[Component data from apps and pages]
=== Section Start ===

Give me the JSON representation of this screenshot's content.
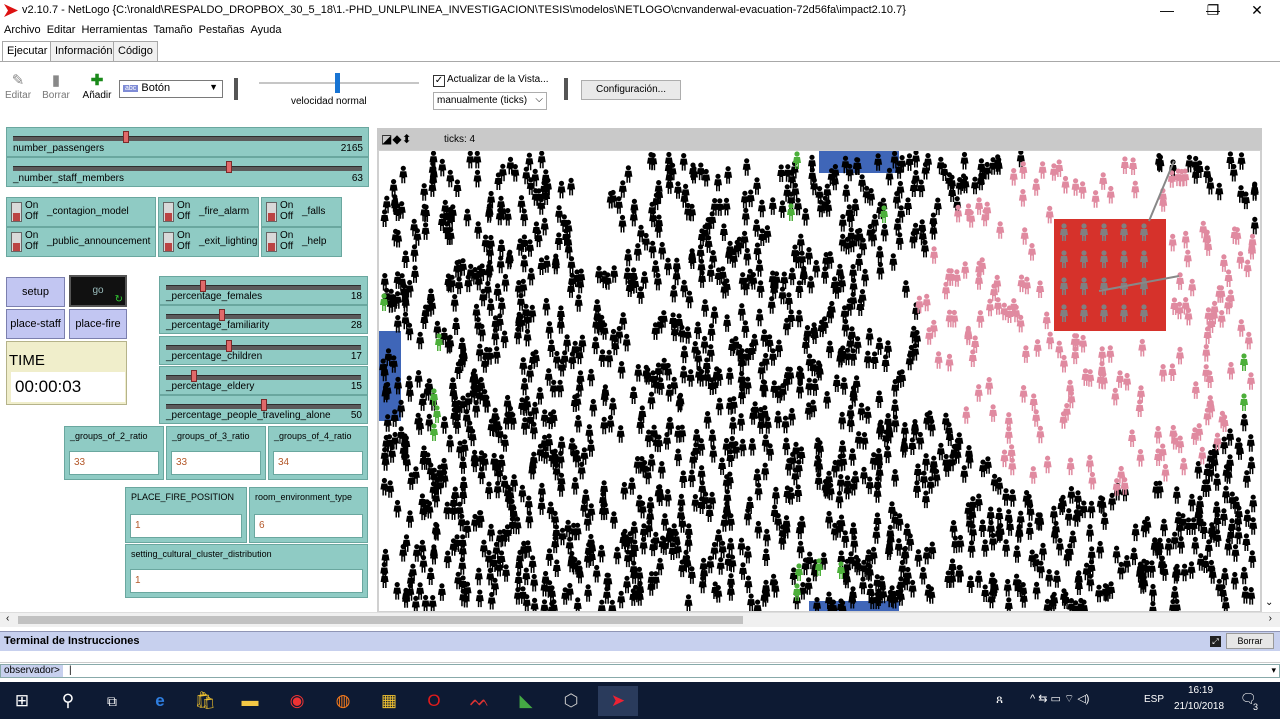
{
  "window": {
    "title": "v2.10.7 - NetLogo {C:\\ronald\\RESPALDO_DROPBOX_30_5_18\\1.-PHD_UNLP\\LINEA_INVESTIGACION\\TESIS\\modelos\\NETLOGO\\cnvanderwal-evacuation-72d56fa\\impact2.10.7}",
    "minimize": "—",
    "restore": "❐",
    "close": "✕"
  },
  "menu": [
    "Archivo",
    "Editar",
    "Herramientas",
    "Tamaño",
    "Pestañas",
    "Ayuda"
  ],
  "tabs": [
    "Ejecutar",
    "Información",
    "Código"
  ],
  "toolbar": {
    "edit": "Editar",
    "delete": "Borrar",
    "add": "Añadir",
    "widget_type": "Botón",
    "widget_icon": "abc",
    "speed_label": "velocidad normal",
    "update_view_label": "Actualizar de la Vista...",
    "update_mode": "manualmente (ticks)",
    "settings": "Configuración..."
  },
  "sliders": [
    {
      "label": "number_passengers",
      "value": "2165",
      "fraction": 0.32
    },
    {
      "label": "_number_staff_members",
      "value": "63",
      "fraction": 0.62
    },
    {
      "label": "_percentage_females",
      "value": "18",
      "fraction": 0.18
    },
    {
      "label": "_percentage_familiarity",
      "value": "28",
      "fraction": 0.28
    },
    {
      "label": "_percentage_children",
      "value": "17",
      "fraction": 0.32
    },
    {
      "label": "_percentage_eldery",
      "value": "15",
      "fraction": 0.13
    },
    {
      "label": "_percentage_people_traveling_alone",
      "value": "50",
      "fraction": 0.5
    }
  ],
  "switches": [
    {
      "label": "_contagion_model",
      "on": "On",
      "off": "Off"
    },
    {
      "label": "_fire_alarm",
      "on": "On",
      "off": "Off"
    },
    {
      "label": "_falls",
      "on": "On",
      "off": "Off"
    },
    {
      "label": "_public_announcement",
      "on": "On",
      "off": "Off"
    },
    {
      "label": "_exit_lighting",
      "on": "On",
      "off": "Off"
    },
    {
      "label": "_help",
      "on": "On",
      "off": "Off"
    }
  ],
  "buttons": {
    "setup": "setup",
    "go": "go",
    "place_staff": "place-staff",
    "place_fire": "place-fire"
  },
  "monitor": {
    "label": "TIME",
    "value": "00:00:03"
  },
  "inputs": [
    {
      "label": "_groups_of_2_ratio",
      "value": "33"
    },
    {
      "label": "_groups_of_3_ratio",
      "value": "33"
    },
    {
      "label": "_groups_of_4_ratio",
      "value": "34"
    },
    {
      "label": "PLACE_FIRE_POSITION",
      "value": "1"
    },
    {
      "label": "room_environment_type",
      "value": "6"
    },
    {
      "label": "setting_cultural_cluster_distribution",
      "value": "1"
    }
  ],
  "view": {
    "ticks_label": "ticks: 4"
  },
  "terminal": {
    "title": "Terminal de Instrucciones",
    "clear": "Borrar",
    "prompt": "observador>"
  },
  "taskbar": {
    "time": "16:19",
    "date": "21/10/2018",
    "lang": "ESP",
    "notifications": "3"
  },
  "colors": {
    "slider_bg": "#8fcbc4",
    "button_bg": "#c2c6f2",
    "monitor_bg": "#f0eecb",
    "fire": "#d6322b",
    "agent_black": "#000000",
    "agent_pink": "#e08aa0",
    "agent_green": "#4caf3a",
    "exit_blue": "#3f66b8",
    "taskbar": "#0d1a33"
  }
}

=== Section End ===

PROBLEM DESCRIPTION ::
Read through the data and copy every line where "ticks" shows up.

RESPONSE ::
    "update_mode": "manualmente (ticks)",
    "ticks_label": "ticks: 4"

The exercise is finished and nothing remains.